### What is required
Nothing in the records may be left out or reworded; return them exactly.

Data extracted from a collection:

....

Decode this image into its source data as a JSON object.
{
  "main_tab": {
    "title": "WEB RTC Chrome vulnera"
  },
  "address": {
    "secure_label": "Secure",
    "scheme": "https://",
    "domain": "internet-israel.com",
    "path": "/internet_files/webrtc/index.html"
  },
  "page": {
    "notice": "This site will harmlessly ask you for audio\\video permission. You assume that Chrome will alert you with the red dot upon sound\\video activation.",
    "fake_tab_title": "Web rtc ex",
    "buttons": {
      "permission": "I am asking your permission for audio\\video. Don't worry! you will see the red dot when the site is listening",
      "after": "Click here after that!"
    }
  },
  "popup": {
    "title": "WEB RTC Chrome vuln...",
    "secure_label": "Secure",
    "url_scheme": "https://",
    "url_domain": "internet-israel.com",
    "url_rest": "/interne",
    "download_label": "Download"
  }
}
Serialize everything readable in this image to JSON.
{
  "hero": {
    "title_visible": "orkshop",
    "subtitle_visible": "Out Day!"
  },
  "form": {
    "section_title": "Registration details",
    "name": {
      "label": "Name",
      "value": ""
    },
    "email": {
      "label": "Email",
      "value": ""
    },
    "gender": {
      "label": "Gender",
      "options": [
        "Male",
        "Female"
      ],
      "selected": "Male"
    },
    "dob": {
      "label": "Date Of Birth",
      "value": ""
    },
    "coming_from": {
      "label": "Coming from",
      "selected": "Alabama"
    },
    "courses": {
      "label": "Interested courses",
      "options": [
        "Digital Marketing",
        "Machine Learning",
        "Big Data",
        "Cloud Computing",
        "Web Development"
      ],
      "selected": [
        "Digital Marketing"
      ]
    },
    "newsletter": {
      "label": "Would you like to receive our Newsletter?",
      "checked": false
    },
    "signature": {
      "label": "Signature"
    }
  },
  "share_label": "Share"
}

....

### Your response
Decode this image into its source data as a JSON object.
{
  "main_tab": {
    "title": "WEB RTC Chrome vulnera"
  },
  "address": {
    "secure_label": "Secure",
    "scheme": "https://",
    "domain": "internet-israel.com",
    "path": "/internet_files/webrtc/index.html"
  },
  "page": {
    "notice": "This site will harmlessly ask you for audio\\video permission. You assume that Chrome will alert you with the red dot upon sound\\video activation.",
    "fake_tab_title": "Web rtc ex",
    "buttons": {
      "permission": "I am asking your permission for audio\\video. Don't worry! you will see the red dot when the site is listening",
      "after": "Click here after that!"
    }
  },
  "popup": {
    "title": "WEB RTC Chrome vuln...",
    "secure_label": "Secure",
    "url_scheme": "https://",
    "url_domain": "internet-israel.com",
    "url_rest": "/interne",
    "download_label": "Download"
  }
}
Serialize everything readable in this image to JSON.
{
  "hero": {
    "title_visible": "orkshop",
    "subtitle_visible": "Out Day!"
  },
  "form": {
    "section_title": "Registration details",
    "name": {
      "label": "Name",
      "value": ""
    },
    "email": {
      "label": "Email",
      "value": ""
    },
    "gender": {
      "label": "Gender",
      "options": [
        "Male",
        "Female"
      ],
      "selected": "Male"
    },
    "dob": {
      "label": "Date Of Birth",
      "value": ""
    },
    "coming_from": {
      "label": "Coming from",
      "selected": "Alabama"
    },
    "courses": {
      "label": "Interested courses",
      "options": [
        "Digital Marketing",
        "Machine Learning",
        "Big Data",
        "Cloud Computing",
        "Web Development"
      ],
      "selected": [
        "Digital Marketing"
      ]
    },
    "newsletter": {
      "label": "Would you like to receive our Newsletter?",
      "checked": false
    },
    "signature": {
      "label": "Signature"
    }
  },
  "share_label": "Share"
}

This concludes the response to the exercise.